This article reappraises Gérard Oury’s Les Aventures de Rabbi Jacob (1973), a comedy
about a bigoted Frenchman and an Arab revolutionary disguised as orthodox
rabbis, by considering the film’s original historical context, its attention to traumatic
memories, and its place inside French culture as a cinematic lieu de mémoire.
Rabbi Jacob represented a comedic medium through which Oury addressed the
serious themes of racism and antisemitism as he envisioned multicultural reconciliation
between the French, Arabs, and Jews. Rabbi Jacob was inseparable from
the history of Jews in France, their deportation during the Second World War, and
the postwar acceptance that being Jewish was compatible with integration into

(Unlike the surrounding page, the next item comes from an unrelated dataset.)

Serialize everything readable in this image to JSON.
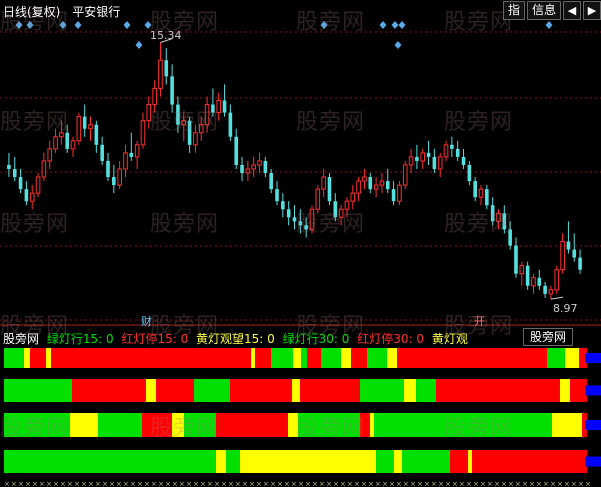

France. At the same time, Rabbi Jacob portrayed Arabs as a series of (post)colonial
stereotypes leading one pro-Palestinian supporter to hijack an airplane in protest.
Rabbi Jacob records an optimistic moment at the close of the trente glorieuses and
continues to serve as a source for narratives on philo-Semitism, tolerance, and
anti-racism in France.